WASHINGTON — Donald Trump’s second impeachment trial followed a very predictable partisan path in the U.S. Senate last week, with Democrats voting to convict and most Republicans voting to acquit. There is a long list of reasons behind that breakdown, but one of them is the increasingly tidy alignment between the Senate and the presidential partisan maps.

It used to be that many states featured divided Senate delegations, and that presidents won the vote in states represented by the opposite party in Congress’ upper chamber. But that pattern has been in decline for decades now. And it’s advanced to the point where today, in 2021, the presidential election and Senate maps look remarkably similar.

You can get a sense of the change by going back to 1993, when President Bill Clinton came to Washington after 12 years of Republicans in the White House. Clinton won 32 states in the 1992 election and those states held a lot of partisan diversity in the Senate.

Just under half of the states he won, 15, were represented by entirely Democratic delegations. Three of the states he won were represented by entirely Republican delegations. And close to half, 14, were represented by split delegations: one Democrat and one Republican.

In those Republican and split states, that meant the senators from the opposing party were answering to voters who also had just elected a Democrat to the White House. There was some impetus to try and reach out to work together — or, at least, to feign working together.

In addition, there were three states with Democratic Senate delegations that did not vote for Clinton. The point is that the partisan line was blurrier back then, but it has become much clearer in the years since.

When Barack Obama won the White House in 2008, he carried 28 states and there was a noticeable increase in the partisanship of that coalition of states in the Senate.

Two-thirds of the states Obama won, 19 of them, were represented by two Democrats in the Senate. One state that voted for Obama, Maine, was represented by two Republicans. And eight of the states that voted for him were represented by split delegations.

In addition, there were four states with Democratic Senate delegations that did not vote for Obama. Those states — Arkansas, West Virginia, Montana and North Dakota — were on their way to taking on a more Republican cast. Six of those states’ eight senators are now Republican.

The net impact was that Obama had to lean more heavily on purely Democratic group of senators. He simply held less electoral sway over Republican and split delegations.
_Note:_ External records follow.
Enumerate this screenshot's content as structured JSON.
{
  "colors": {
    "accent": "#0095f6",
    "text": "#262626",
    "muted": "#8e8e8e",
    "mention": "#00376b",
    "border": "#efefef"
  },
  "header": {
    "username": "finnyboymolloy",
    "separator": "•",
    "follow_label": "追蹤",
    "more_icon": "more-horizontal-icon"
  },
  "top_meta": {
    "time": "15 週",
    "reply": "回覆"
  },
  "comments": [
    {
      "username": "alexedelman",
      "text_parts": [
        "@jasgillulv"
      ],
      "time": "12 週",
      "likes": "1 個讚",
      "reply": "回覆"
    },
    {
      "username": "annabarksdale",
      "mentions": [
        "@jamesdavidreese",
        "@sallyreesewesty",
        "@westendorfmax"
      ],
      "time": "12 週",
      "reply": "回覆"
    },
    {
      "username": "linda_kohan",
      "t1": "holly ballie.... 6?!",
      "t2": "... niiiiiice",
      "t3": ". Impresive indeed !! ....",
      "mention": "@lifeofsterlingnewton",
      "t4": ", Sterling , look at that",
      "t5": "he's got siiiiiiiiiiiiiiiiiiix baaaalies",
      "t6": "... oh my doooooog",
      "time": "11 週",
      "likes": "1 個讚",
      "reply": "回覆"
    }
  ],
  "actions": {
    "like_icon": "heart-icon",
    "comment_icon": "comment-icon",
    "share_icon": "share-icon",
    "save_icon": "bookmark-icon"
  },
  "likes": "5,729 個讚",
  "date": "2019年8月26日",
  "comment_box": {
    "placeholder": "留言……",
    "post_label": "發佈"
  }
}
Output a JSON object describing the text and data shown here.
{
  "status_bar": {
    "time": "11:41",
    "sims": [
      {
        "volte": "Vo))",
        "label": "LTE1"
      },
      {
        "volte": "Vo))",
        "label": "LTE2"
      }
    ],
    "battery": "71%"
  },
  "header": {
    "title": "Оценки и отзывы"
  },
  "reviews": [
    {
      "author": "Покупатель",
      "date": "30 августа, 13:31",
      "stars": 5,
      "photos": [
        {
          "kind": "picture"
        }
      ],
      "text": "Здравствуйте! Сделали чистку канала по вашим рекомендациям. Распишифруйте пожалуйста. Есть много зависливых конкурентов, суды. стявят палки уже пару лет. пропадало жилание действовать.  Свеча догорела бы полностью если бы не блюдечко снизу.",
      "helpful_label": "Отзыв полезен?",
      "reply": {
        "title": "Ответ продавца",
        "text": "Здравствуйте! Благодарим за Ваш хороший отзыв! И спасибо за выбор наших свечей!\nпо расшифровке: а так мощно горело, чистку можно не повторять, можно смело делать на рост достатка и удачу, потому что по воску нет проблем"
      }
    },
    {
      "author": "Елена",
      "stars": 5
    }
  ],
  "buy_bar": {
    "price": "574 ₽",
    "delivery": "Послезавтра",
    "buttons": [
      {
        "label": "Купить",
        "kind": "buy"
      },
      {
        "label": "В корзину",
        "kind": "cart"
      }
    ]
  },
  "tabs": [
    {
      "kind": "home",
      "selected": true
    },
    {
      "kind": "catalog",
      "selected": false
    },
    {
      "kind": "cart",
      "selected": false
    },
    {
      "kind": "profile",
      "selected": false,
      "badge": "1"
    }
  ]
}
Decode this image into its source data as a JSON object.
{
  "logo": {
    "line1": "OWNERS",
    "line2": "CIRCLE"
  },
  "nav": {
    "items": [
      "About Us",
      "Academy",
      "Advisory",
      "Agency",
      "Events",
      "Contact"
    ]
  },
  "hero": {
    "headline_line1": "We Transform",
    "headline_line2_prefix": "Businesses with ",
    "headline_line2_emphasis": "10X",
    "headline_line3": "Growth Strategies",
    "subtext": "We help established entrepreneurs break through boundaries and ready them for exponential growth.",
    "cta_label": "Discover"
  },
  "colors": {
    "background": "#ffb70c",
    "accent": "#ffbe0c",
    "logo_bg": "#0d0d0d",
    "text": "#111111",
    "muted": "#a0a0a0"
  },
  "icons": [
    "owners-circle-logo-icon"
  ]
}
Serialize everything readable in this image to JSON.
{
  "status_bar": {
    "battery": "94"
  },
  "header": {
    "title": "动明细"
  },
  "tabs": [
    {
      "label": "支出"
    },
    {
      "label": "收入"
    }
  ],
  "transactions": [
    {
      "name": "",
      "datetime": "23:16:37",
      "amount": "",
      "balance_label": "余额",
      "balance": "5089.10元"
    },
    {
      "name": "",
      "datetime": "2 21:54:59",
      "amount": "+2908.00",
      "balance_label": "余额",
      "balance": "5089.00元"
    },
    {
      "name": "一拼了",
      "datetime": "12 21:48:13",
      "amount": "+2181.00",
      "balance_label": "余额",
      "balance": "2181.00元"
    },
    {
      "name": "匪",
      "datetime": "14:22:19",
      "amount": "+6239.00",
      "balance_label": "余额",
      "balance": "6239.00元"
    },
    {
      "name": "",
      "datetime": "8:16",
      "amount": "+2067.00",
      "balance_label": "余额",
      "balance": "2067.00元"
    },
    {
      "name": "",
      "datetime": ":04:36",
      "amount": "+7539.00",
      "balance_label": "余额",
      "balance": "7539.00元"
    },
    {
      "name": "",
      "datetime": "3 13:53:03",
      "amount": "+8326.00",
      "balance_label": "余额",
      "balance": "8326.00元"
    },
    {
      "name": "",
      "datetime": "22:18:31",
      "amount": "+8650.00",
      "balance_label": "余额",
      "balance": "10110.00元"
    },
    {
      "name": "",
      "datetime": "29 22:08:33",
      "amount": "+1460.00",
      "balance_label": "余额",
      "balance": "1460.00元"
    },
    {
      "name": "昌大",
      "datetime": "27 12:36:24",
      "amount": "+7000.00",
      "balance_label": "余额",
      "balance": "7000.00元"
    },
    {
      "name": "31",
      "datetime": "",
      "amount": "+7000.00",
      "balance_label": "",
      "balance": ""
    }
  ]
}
But those numbers still look relatively bipartisan compared to where we are in 2021. The 2020 presidential results line up almost perfectly with the partisanship of the current Senate delegations.

President Joe Biden won 25 states on his way to the White House and 22 of them hold Democratic Senate delegations. The other three come from states with split delegations. None come from states with Republican delegations.

That probably limits the power of Biden’s presidential bully pulpit to sway the other side in the Senate. It also suggests some of the reason about why we saw such loyalty to former President Donald Trump in last week’s impeachment trial. The overwhelmingly majority of Senate Republicans — all but three — come from states that voted for Trump.

One thing you’ll notice when you look at all the numbers here is that the Democratic wins in Republican states have shrunk considerably and consistently since Bill Clinton. Some of that has to do with shifts in the politics of those states. It seems remarkable, for instance, that Oregon had two Republican senators in 1993 (or that Alabama had two Democrats).

But the other sharp decline in these data comes in these presidents winning states with split delegations. And that has less to do with these presidents being able to appeal to “split states” than it does with the fact that there just aren’t many states with split delegations anymore. Split Senate delegations have become an endangered species in American politics.

In 1993, Clinton’s first term in office, close to half the states in the country had split delegations. By George W. Bush’s first term, the number was 14. It was 13 states for Obama’s first term and 12 for Donald Trump’s term. Currently, there are only a half dozen states with split Senate delegations.

That means when a new president arrives in town and hopes to craft an agenda, he immediately is dealing with a Senate where the partisan divisions are stark and where there is most likely little motivation for compromise. It also means you are more likely to get the very partisan story we saw in the impeachment trial this past week.

To be clear, none of this means that the behavior that currently defines the Senate is “wise” or “good for politics,” but isn’t irrational either, considering the divides running through the country. Over the last 30 years the voters have spoken, and they have created a deeply partisan body on Capitol Hill.